    The bell rings and students begin to file into the first period of the day. Various lessons have been prepped, collaboration with co-teachers completed, and necessary modifications for students are in place. Worksheets for each subject have been made for some that are several grade levels below the standard. I’ve made sure all parent contacts, IEP’s and testing are up to date on my caseload prior to the day. It is about to be a great middle school day and I’m eager for my students to be able to attain and access new skills in class. Until the unexpected slowly unfolds. One student becomes agitated when they realize that not only have they forgotten to charge their laptop, but they’ve also forgotten their materials for class, another struggles to focus and admits to not taking their morning medicine, another is ready for a break 5 minutes in and needs to make a choice on their PBIS chart, and finally the student in the corner can barely stay awake from not having slept the night before.

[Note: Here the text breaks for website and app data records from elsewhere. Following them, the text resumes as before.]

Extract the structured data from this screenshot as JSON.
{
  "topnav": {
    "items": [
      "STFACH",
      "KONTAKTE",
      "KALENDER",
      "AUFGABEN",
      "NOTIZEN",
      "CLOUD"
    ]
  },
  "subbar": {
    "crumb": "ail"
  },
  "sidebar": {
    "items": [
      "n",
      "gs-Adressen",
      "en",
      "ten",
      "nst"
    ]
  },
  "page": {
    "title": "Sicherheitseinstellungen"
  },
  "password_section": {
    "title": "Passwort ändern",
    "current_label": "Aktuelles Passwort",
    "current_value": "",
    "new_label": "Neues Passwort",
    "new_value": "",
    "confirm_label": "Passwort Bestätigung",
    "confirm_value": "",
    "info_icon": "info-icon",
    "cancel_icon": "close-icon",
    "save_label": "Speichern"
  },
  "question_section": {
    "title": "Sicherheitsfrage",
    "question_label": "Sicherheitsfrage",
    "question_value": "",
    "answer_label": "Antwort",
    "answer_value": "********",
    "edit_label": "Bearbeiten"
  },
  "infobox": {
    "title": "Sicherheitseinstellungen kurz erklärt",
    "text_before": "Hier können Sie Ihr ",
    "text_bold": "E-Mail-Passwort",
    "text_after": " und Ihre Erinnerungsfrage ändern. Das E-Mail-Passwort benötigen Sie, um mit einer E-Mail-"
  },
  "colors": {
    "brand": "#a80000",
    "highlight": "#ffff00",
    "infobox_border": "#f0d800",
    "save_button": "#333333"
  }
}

The General Education teacher begins to work through the lesson as I move around the room to address their various issues and needs in the full inclusion classroom. I then either pull students to work in a small group on the daily lesson or rotate around the room providing accommodations for the students I service. I make mental notes of what I will need to reteach later on in academic support. Being mindful of each student’s individual strengths and weaknesses in each subject to give students the best opportunity for success. After 45 minutes one class is over and on to the next. Five more classes in the day to go and only 45 minutes to plan for the next unexpected day. Only 45 minutes in the day to contact parents, collaborate with content teachers, prep an IEP meeting, track data, write progress reports, prep worksheets and tests, run an IEP meeting. By the time 3 pm rolls around I reflect on the events of the day and how I can best reach my students and get ready to do it all again the next day. I have been working in special education for the past 7 years. I originally earned my undergraduate degree in Secondary Education/History from Keene State College in New Hampshire and had my heart set on becoming a Social Studies teacher. Upon moving back to Massachusetts it was very difficult to find a Social Studies job so I took a position as a paraprofessional. I loved working with students in the general education classroom and began to realize the patience and positivity I displayed with students. I set high expectations for students and wanted them to excel in whatever capacity they could in life. After 2 years being a paraprofessional I took a job as a Special Education teacher and am going into my 6th year teaching and working with students who have moderate disabilities. I know this scholarship will help me further my knowledge and pursue a Masters degree. Special Education is an area that is continually growing with studies showing nearly 7 million or 14% of public school students receive special education services. With more learning disabilities being identified the need for highly qualified teachers to support these students is imperative. It is my goal to continue teaching and inspiring special education students, obtain a professional license in moderate disabilities, and gain skills and knowledge from Worcester State University that will help me achieve these goals.